This seizure will be felt by the cartel, says Murphy, and those suspects know it.
"This hurt 'em...I mean, you just took $5 million worth of drugs that somebody's gotta pay for, and a million dollars of cash that represents a million dollars' worth of drugs that made it, unfortunately, to the street," says Murphy. "So, $6 million hurt.
"There's going to be some pain felt and there's going to be some questions answered, and I think these guys are lucky--they're very happy to be locked up. I don't think they're disappointed about being locked up right now."
Surveillance of this particular operation has been underway since November 2017. The DEA got a tip and did "old-fashioned police work," says Murphy. He says cartels don't stick to boundaries, so inter-agency cooperation between jurisdictions helps nail the criminals.
"The drugs came in and were off-loaded at a tire shop down in the south Fulton area, and then the stash house was up in north Gwinnett," says Murphy. "That's a classic example of what we see on a routine basis here in the Atlanta area."
According to SAC Murphy, agents and officers received an anonymous tip about a drug transaction being conducted at a tire shop located on Metropolitan Parkway in Atlanta. Thursday, a man offloaded one of the boxes in a U-Haul into a Nissan truck, and the vehicles went their separate ways. A traffic stop in East Point revealed 250 pounds of crystal meth in the U-Haul. The Nissan was pulled over in Lawrenceville, and was carrying more than two dozen kilos of cocaine.
Agents found the taped-up packages of drugs interspersed among actual packages of Mexican cookies, so any cursory glance in the truck or into a case of the snacks would have looked as if the truck was actually hauling sweets.
In fact, three of the suspects had a box of the cookies open in the console, and were snacking on them.
Next, agents swarmed a house in Lawrenceville, which was the stash house. A false basement wall held a bogus circuit breaker box, and when agents removed the phony panel, a bedroom-sized room behind the wall contained a suitcase and duffel bag stuffed with cash, as well as more drugs--including a buried cooler holding packages of fentanyl-laced heroin. Drugs were also hidden inside several car batteries.
The stash house's neighborhood was described as quiet, diverse, and residential. SAC Murphy says the drug runners need that kind of infrastructure and familiarity of community that lets them blend in and conduct business. He says that "they love to live in normal" neighborhoods and lead quiet lives. It's part of what makes Atlanta so popular with the cartels.
"You drive by their house, and you never think anything of it," he says. "They're not going to call attention to it. They're not going to have flashy vehicles out front. You're going to see a couple people come and go, like any normal family."
All seven of the largest cartels, he said, have firmly-established operations here in metro Atlanta.

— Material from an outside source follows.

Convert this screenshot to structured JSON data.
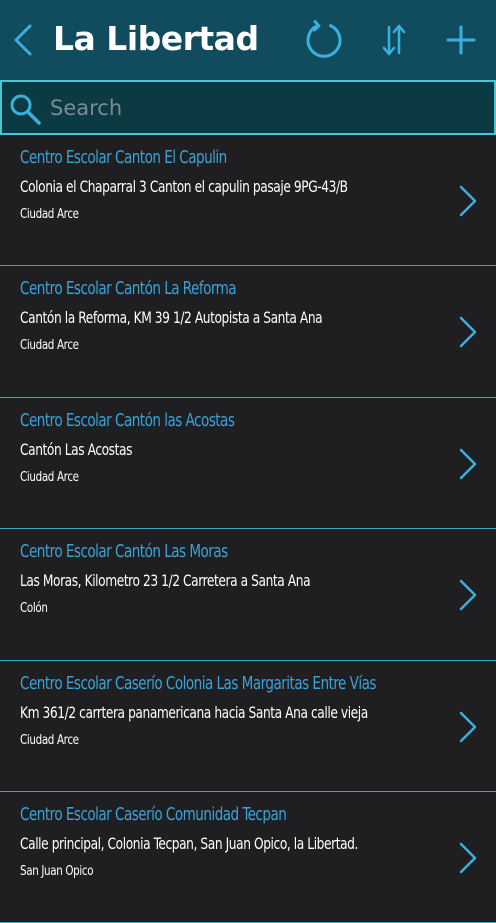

Murphy says this isn't the first time they have hit this particular cartel--which he would not name--but he says this is one of the biggest seizures from it. He adds that there is a second wave of action coming soon.
"They continually keep coming at us, but we're about to come at them pretty hard," promises Murphy.